- **What you will do**: All records below are to be repeated precisely, with nothing added.

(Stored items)

——————

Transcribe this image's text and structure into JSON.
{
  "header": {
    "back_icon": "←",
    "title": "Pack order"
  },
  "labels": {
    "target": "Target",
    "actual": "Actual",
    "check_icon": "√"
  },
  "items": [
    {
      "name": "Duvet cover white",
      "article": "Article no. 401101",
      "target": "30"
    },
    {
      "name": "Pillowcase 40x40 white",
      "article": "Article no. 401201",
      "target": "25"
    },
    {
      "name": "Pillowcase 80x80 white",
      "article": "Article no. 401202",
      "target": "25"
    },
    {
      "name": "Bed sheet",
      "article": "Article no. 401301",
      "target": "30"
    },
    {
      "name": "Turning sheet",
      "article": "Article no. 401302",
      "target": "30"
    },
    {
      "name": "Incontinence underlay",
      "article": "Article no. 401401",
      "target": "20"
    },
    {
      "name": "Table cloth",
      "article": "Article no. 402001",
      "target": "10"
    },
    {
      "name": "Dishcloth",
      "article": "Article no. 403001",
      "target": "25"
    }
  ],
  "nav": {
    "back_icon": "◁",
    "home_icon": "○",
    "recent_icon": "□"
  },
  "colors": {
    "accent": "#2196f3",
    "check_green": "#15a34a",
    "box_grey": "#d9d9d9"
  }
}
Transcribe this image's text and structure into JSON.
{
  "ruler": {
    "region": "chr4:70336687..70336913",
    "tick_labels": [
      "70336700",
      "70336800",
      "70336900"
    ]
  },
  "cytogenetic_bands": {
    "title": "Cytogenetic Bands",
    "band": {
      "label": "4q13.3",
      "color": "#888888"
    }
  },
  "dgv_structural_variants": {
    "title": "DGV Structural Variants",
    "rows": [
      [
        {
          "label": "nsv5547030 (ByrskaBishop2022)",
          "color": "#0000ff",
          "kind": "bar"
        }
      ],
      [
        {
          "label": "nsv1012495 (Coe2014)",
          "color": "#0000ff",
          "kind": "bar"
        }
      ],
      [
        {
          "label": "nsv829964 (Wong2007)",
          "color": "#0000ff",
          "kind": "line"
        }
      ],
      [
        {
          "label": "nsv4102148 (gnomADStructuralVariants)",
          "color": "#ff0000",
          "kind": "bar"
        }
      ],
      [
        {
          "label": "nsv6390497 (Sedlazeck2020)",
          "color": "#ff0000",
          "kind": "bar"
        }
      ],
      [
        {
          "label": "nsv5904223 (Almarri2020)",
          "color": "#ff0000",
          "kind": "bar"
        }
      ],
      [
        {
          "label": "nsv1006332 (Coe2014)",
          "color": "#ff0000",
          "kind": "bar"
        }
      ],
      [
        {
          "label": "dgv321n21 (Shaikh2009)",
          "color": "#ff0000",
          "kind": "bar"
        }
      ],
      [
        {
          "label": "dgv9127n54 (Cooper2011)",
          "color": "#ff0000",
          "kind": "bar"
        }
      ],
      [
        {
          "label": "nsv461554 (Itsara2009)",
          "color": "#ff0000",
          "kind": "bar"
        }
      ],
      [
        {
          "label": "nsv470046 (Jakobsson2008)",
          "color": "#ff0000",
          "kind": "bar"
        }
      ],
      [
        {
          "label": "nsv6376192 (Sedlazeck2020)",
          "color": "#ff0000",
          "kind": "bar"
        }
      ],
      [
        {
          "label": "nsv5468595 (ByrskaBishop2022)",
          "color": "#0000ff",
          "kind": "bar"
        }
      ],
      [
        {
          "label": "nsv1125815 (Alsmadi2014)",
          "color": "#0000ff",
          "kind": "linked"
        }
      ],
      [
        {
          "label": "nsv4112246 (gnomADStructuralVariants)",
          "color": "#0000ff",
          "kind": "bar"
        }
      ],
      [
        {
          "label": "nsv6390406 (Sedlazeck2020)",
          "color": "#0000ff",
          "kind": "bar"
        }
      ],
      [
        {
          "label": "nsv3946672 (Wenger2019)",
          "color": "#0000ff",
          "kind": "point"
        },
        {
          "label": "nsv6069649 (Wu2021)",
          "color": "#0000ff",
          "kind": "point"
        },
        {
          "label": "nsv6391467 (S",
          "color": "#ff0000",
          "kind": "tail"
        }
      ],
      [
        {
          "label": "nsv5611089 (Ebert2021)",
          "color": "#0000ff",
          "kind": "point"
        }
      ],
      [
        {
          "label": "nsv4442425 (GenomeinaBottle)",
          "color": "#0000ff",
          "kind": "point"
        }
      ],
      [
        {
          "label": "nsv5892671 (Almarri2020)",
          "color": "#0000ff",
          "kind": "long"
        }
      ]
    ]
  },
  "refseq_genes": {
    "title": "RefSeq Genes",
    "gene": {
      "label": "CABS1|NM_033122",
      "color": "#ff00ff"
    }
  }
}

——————

- **Result for this task**:
Transcribe this image's text and structure into JSON.
{
  "header": {
    "back_icon": "←",
    "title": "Pack order"
  },
  "labels": {
    "target": "Target",
    "actual": "Actual",
    "check_icon": "√"
  },
  "items": [
    {
      "name": "Duvet cover white",
      "article": "Article no. 401101",
      "target": "30"
    },
    {
      "name": "Pillowcase 40x40 white",
      "article": "Article no. 401201",
      "target": "25"
    },
    {
      "name": "Pillowcase 80x80 white",
      "article": "Article no. 401202",
      "target": "25"
    },
    {
      "name": "Bed sheet",
      "article": "Article no. 401301",
      "target": "30"
    },
    {
      "name": "Turning sheet",
      "article": "Article no. 401302",
      "target": "30"
    },
    {
      "name": "Incontinence underlay",
      "article": "Article no. 401401",
      "target": "20"
    },
    {
      "name": "Table cloth",
      "article": "Article no. 402001",
      "target": "10"
    },
    {
      "name": "Dishcloth",
      "article": "Article no. 403001",
      "target": "25"
    }
  ],
  "nav": {
    "back_icon": "◁",
    "home_icon": "○",
    "recent_icon": "□"
  },
  "colors": {
    "accent": "#2196f3",
    "check_green": "#15a34a",
    "box_grey": "#d9d9d9"
  }
}
Transcribe this image's text and structure into JSON.
{
  "ruler": {
    "region": "chr4:70336687..70336913",
    "tick_labels": [
      "70336700",
      "70336800",
      "70336900"
    ]
  },
  "cytogenetic_bands": {
    "title": "Cytogenetic Bands",
    "band": {
      "label": "4q13.3",
      "color": "#888888"
    }
  },
  "dgv_structural_variants": {
    "title": "DGV Structural Variants",
    "rows": [
      [
        {
          "label": "nsv5547030 (ByrskaBishop2022)",
          "color": "#0000ff",
          "kind": "bar"
        }
      ],
      [
        {
          "label": "nsv1012495 (Coe2014)",
          "color": "#0000ff",
          "kind": "bar"
        }
      ],
      [
        {
          "label": "nsv829964 (Wong2007)",
          "color": "#0000ff",
          "kind": "line"
        }
      ],
      [
        {
          "label": "nsv4102148 (gnomADStructuralVariants)",
          "color": "#ff0000",
          "kind": "bar"
        }
      ],
      [
        {
          "label": "nsv6390497 (Sedlazeck2020)",
          "color": "#ff0000",
          "kind": "bar"
        }
      ],
      [
        {
          "label": "nsv5904223 (Almarri2020)",
          "color": "#ff0000",
          "kind": "bar"
        }
      ],
      [
        {
          "label": "nsv1006332 (Coe2014)",
          "color": "#ff0000",
          "kind": "bar"
        }
      ],
      [
        {
          "label": "dgv321n21 (Shaikh2009)",
          "color": "#ff0000",
          "kind": "bar"
        }
      ],
      [
        {
          "label": "dgv9127n54 (Cooper2011)",
          "color": "#ff0000",
          "kind": "bar"
        }
      ],
      [
        {
          "label": "nsv461554 (Itsara2009)",
          "color": "#ff0000",
          "kind": "bar"
        }
      ],
      [
        {
          "label": "nsv470046 (Jakobsson2008)",
          "color": "#ff0000",
          "kind": "bar"
        }
      ],
      [
        {
          "label": "nsv6376192 (Sedlazeck2020)",
          "color": "#ff0000",
          "kind": "bar"
        }
      ],
      [
        {
          "label": "nsv5468595 (ByrskaBishop2022)",
          "color": "#0000ff",
          "kind": "bar"
        }
      ],
      [
        {
          "label": "nsv1125815 (Alsmadi2014)",
          "color": "#0000ff",
          "kind": "linked"
        }
      ],
      [
        {
          "label": "nsv4112246 (gnomADStructuralVariants)",
          "color": "#0000ff",
          "kind": "bar"
        }
      ],
      [
        {
          "label": "nsv6390406 (Sedlazeck2020)",
          "color": "#0000ff",
          "kind": "bar"
        }
      ],
      [
        {
          "label": "nsv3946672 (Wenger2019)",
          "color": "#0000ff",
          "kind": "point"
        },
        {
          "label": "nsv6069649 (Wu2021)",
          "color": "#0000ff",
          "kind": "point"
        },
        {
          "label": "nsv6391467 (S",
          "color": "#ff0000",
          "kind": "tail"
        }
      ],
      [
        {
          "label": "nsv5611089 (Ebert2021)",
          "color": "#0000ff",
          "kind": "point"
        }
      ],
      [
        {
          "label": "nsv4442425 (GenomeinaBottle)",
          "color": "#0000ff",
          "kind": "point"
        }
      ],
      [
        {
          "label": "nsv5892671 (Almarri2020)",
          "color": "#0000ff",
          "kind": "long"
        }
      ]
    ]
  },
  "refseq_genes": {
    "title": "RefSeq Genes",
    "gene": {
      "label": "CABS1|NM_033122",
      "color": "#ff00ff"
    }
  }
}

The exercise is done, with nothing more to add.